US economic growth cooled in the fourth quarter and after-tax corporate profits recorded their biggest drop since early 2011, as a strong dollar dented the earnings of multi-national corporations.
Gross domestic product expanded at a 2.2 per cent annual rate last quarter, the Commerce Department said yesterday in its third estimate of GDP. That was unrevised from forecast last month.
Businesses throttled back on inventory and equipment investment, but robust consumer spending limited the slowdown in the pace of activity in the fourth quarter. The economy grew at a 5 per cent rate in the third quarter.
After-tax corporate profits declined $57.1bn, the biggest fall since the first quarter 2011, after rising $52.4bn in the third quarter. Corporate profits from outside the United States decreased $36.1bn after increasing $16.5bn in the previous quarter.

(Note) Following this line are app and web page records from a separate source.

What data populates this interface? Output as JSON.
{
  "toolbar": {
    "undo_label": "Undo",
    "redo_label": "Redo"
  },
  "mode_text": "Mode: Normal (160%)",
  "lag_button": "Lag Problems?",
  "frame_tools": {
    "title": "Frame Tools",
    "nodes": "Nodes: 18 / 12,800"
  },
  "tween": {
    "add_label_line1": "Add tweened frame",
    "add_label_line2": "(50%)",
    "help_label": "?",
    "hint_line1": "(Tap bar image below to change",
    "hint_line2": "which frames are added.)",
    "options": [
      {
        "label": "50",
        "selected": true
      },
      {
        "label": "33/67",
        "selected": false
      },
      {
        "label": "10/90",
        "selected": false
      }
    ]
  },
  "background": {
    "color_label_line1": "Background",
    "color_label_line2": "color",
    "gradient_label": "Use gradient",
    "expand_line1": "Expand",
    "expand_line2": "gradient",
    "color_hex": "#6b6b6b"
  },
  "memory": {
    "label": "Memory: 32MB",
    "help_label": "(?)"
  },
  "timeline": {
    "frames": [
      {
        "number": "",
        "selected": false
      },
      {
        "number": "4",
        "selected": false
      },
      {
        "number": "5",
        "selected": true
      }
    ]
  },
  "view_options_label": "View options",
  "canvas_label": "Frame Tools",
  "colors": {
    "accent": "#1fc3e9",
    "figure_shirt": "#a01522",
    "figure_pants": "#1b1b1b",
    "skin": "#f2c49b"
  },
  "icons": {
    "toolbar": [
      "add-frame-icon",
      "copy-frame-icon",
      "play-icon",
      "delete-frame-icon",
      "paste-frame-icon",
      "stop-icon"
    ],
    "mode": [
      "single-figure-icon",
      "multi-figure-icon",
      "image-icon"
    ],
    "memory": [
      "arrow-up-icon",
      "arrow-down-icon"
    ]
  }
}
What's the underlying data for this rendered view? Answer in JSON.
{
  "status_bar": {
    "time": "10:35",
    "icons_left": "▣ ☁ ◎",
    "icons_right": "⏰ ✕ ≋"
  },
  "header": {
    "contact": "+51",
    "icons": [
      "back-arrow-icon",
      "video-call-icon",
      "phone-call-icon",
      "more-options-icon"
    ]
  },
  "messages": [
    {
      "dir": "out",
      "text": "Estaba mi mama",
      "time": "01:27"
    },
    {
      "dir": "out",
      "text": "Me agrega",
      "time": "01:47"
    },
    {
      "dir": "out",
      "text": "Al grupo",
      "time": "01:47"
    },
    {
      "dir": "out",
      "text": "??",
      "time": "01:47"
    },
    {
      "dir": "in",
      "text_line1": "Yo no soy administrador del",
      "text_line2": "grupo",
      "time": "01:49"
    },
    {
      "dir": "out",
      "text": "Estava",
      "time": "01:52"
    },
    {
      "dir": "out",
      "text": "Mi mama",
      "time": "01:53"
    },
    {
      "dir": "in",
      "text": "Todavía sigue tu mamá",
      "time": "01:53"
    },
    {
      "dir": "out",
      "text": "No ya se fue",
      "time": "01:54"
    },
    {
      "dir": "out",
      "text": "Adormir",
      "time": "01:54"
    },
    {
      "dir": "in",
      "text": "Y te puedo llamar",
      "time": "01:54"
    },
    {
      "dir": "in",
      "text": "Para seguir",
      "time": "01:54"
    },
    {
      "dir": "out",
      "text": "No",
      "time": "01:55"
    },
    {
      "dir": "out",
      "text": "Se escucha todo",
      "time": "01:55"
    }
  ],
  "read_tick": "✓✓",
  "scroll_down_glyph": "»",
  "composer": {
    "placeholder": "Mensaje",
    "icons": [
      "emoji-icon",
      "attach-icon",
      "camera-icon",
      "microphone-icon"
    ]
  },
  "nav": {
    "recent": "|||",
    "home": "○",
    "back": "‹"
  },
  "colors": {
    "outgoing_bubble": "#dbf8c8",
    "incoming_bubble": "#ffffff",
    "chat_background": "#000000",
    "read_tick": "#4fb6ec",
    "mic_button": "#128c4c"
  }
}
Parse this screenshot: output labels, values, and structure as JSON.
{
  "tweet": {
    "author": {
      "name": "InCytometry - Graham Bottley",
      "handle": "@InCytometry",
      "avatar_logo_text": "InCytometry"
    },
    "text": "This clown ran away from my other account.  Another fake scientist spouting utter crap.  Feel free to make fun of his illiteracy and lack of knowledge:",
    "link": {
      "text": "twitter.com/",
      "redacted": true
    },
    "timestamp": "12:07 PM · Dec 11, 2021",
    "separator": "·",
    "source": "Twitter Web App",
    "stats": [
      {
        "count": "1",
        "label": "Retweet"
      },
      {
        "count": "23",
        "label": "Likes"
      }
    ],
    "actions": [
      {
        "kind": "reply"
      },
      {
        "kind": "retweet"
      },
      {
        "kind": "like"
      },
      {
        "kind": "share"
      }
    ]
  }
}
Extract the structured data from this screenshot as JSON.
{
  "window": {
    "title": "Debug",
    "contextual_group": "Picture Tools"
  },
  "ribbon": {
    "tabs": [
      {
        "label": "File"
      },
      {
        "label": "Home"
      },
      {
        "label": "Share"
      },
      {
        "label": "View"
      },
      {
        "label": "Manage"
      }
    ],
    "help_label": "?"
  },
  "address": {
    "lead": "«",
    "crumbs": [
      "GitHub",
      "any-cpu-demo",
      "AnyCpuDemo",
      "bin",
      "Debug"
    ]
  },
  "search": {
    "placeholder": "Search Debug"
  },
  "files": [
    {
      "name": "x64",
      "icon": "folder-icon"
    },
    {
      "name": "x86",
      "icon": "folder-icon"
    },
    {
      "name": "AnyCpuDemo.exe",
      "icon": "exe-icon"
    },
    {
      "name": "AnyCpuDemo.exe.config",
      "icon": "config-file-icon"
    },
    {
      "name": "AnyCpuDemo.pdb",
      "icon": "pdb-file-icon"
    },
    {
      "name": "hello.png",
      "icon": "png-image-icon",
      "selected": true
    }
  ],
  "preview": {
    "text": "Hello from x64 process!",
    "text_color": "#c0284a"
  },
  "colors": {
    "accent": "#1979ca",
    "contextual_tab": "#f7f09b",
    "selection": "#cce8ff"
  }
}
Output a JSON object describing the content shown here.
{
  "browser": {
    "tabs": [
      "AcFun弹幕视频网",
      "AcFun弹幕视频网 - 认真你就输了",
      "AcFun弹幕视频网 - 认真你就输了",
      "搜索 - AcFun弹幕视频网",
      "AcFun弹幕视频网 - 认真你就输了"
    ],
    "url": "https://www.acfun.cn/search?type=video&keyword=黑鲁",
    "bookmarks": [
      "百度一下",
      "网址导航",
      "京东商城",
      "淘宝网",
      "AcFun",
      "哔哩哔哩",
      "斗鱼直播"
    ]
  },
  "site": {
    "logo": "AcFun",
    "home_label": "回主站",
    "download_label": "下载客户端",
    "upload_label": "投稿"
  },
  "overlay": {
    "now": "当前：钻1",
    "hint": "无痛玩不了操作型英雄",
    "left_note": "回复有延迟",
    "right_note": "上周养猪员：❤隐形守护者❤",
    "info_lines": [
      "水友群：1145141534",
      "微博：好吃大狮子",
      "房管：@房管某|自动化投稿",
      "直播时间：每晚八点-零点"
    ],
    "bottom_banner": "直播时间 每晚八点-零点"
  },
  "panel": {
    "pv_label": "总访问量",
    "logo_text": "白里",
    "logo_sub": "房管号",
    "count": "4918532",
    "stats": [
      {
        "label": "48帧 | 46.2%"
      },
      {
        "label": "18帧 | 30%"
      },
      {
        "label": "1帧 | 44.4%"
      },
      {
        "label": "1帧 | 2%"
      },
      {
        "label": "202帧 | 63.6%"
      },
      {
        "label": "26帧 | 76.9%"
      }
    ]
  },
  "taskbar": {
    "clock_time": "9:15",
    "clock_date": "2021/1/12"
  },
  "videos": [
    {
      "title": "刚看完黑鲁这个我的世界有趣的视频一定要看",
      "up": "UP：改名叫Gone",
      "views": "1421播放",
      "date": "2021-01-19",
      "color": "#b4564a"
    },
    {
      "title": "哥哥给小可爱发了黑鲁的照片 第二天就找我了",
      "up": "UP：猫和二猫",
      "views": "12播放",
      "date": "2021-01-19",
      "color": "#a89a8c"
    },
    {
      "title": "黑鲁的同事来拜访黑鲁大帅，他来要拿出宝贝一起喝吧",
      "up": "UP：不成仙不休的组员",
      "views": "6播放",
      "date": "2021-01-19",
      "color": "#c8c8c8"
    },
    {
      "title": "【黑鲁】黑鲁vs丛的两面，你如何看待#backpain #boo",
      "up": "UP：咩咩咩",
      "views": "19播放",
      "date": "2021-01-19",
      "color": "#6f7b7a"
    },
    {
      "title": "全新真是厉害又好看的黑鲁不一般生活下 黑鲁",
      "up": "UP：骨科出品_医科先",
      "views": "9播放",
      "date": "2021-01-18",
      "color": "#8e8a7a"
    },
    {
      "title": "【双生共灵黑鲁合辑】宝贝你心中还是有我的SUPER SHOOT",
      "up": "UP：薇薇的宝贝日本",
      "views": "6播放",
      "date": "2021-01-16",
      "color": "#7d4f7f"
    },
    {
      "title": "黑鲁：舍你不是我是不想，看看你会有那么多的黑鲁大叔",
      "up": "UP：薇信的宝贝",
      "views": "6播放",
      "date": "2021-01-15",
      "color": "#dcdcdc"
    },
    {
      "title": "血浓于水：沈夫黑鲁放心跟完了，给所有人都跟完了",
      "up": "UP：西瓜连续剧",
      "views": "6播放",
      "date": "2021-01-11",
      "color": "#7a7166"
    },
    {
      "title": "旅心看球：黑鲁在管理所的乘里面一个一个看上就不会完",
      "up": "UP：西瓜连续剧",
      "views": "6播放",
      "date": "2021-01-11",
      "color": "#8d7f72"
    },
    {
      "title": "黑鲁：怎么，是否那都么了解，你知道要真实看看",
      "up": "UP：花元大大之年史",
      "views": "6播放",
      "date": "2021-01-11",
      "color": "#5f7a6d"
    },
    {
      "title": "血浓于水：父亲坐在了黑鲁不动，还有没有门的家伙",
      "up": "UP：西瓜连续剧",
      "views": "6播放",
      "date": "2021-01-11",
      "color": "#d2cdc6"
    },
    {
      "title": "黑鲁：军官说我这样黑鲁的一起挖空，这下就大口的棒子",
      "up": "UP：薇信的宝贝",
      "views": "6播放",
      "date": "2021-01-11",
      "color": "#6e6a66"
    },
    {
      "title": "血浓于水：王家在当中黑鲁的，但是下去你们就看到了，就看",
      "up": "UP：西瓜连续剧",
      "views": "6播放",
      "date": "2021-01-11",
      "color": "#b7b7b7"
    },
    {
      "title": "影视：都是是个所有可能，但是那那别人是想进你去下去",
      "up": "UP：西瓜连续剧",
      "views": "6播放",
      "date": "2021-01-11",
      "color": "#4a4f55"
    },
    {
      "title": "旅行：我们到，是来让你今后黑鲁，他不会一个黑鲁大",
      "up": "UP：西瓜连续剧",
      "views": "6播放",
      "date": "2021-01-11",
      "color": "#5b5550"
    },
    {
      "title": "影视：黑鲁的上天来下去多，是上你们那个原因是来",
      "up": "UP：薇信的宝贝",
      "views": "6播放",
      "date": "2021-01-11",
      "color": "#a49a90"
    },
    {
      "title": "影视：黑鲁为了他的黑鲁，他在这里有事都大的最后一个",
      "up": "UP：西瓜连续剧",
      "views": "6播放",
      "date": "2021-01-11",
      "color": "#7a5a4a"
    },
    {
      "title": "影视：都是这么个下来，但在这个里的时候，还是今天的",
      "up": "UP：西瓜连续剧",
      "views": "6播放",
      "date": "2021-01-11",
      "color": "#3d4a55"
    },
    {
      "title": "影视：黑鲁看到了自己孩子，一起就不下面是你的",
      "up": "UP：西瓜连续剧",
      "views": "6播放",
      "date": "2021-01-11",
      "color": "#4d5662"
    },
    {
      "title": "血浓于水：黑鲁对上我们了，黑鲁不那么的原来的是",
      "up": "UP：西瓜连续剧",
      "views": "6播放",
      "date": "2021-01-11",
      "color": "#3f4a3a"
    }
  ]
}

Multinationals such as technology giant IBM, semiconductor maker Intel Corp, industrial conglomerate Honeywell and Procter & Gamble, the world’s largest household products maker, have warned that the dollar will hurt profits this year.
The dollar gained 7.8 per cent against the currencies of the main US trading partners between June and December.
Weak profits could undermine business spending on equipment and hiring. For all of 2014, profits fell 8.3 per cent, the largest annual drop since 2008.